Mize, a dependable but slow-moving first baseman, left the game with some remarkable achievements. The burly, red-faced slugger is the only man to hit three home runs in a game six times; in 30 games he homered twice; he had seven pinch-hit home runs, and he homered in all of the 15 ML parks in use during his career. A remarkable slugger who was also a contact hitter, he struck out only 524 times while hitting 359 home runs. He was a student of hitting who relied as much on knowledge of the pitchers and an extremely graceful, well-balanced hitting style as he did on his considerable strength.
Successful surgery to correct an upper-leg bone spur saved Mize’s career in 1935 and he hit .329 in his rookie year with the Cardinals in 1936. From 1937 through 1941, he powered the Cardinals’ attack with more than 100 RBI each season.
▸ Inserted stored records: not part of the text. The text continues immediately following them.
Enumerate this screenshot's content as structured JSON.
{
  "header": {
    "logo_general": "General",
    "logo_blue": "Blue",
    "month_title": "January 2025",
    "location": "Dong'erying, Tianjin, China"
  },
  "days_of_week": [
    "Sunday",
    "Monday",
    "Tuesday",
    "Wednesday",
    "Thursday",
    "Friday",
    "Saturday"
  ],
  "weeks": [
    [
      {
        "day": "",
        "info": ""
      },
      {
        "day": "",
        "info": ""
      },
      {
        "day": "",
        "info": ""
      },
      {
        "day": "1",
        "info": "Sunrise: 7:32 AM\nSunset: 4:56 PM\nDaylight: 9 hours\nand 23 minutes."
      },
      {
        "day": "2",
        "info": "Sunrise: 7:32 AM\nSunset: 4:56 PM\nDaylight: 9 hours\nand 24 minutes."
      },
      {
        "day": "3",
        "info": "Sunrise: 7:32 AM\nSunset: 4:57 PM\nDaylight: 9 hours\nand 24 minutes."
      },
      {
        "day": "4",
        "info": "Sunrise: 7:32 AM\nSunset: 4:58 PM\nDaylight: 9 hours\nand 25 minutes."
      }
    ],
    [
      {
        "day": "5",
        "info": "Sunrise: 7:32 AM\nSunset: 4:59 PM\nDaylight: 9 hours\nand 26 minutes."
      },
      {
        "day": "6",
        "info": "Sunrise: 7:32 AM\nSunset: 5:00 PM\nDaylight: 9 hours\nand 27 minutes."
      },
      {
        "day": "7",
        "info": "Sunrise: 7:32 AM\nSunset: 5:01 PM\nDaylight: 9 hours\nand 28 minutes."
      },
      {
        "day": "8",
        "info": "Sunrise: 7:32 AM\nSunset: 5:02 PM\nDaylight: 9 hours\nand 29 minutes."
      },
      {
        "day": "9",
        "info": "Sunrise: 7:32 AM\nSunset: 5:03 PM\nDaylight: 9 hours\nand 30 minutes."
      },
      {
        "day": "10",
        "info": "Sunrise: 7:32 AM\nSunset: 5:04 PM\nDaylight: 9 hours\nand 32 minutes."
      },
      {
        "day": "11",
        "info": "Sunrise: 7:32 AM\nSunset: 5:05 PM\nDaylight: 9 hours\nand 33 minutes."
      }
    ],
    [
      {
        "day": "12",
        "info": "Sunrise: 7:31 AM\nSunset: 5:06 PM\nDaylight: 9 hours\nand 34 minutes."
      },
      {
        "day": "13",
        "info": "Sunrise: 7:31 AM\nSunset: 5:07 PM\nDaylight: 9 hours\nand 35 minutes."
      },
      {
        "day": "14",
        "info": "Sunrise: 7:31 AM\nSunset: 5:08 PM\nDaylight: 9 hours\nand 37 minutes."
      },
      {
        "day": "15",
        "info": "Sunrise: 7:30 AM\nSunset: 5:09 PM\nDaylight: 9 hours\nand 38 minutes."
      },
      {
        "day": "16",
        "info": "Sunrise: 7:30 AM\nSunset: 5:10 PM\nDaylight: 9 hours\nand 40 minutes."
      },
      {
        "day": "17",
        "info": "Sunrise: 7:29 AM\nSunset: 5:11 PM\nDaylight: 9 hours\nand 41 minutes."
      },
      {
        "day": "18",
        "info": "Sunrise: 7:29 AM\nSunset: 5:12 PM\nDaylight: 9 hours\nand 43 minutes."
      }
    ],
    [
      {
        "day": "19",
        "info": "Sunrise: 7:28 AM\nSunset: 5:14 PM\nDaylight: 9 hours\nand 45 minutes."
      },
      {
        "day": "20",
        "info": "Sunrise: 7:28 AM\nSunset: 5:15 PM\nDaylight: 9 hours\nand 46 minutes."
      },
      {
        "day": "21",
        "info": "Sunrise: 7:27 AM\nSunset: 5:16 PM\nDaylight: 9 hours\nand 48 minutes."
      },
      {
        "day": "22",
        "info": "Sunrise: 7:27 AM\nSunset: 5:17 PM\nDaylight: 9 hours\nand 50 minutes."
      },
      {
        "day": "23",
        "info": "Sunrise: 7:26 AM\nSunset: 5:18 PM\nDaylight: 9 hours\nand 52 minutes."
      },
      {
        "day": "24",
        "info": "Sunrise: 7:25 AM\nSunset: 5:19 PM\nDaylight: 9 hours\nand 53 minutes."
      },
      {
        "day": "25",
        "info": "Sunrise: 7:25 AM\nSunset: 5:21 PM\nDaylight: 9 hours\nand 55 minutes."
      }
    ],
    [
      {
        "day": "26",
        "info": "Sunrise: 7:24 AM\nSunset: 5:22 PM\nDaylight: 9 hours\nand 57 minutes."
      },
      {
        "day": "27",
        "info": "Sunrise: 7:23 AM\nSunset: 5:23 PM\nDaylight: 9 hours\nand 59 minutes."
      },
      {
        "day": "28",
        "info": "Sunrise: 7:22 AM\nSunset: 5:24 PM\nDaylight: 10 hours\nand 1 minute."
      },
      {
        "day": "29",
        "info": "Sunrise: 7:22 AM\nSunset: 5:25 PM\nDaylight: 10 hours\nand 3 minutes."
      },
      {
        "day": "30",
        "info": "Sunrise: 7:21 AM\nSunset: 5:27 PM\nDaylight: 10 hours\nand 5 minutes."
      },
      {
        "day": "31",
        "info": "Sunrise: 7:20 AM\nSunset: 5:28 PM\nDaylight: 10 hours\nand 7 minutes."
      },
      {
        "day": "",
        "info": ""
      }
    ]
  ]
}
He was traded to the Giants after the 1941 season and gave them four excellent seasons around three years spent in the Navy during WWII. He tied Ralph Kiner for the NL home run title with 51 in 1947, when the Giants set a since-broken ML record with 221, and again with 40 in 1948. In August 1949 he was sold to the Yankees for $40,000. From 1949 through 1953, he was a part-time first baseman and pinch hitter deluxe for five Yankees championship teams. He led the AL in pinch hits three straight years, 1951-53. He was the WS MVP in 1952, hitting .400 with three home runs in the seven-game series.
Former Cardinals teammate Stan Musial said of Mize during Mize’s 1981 induction into the Hall of Fame: “Did you ever see a pitcher knock him down at the plate? Remember how he reacted when brushed back? He’d just lean back on his left foot, bend his body back and let the pitch go by. Then he’d lean back into the batter’s box and resume his stance, as graceful as a big cat.”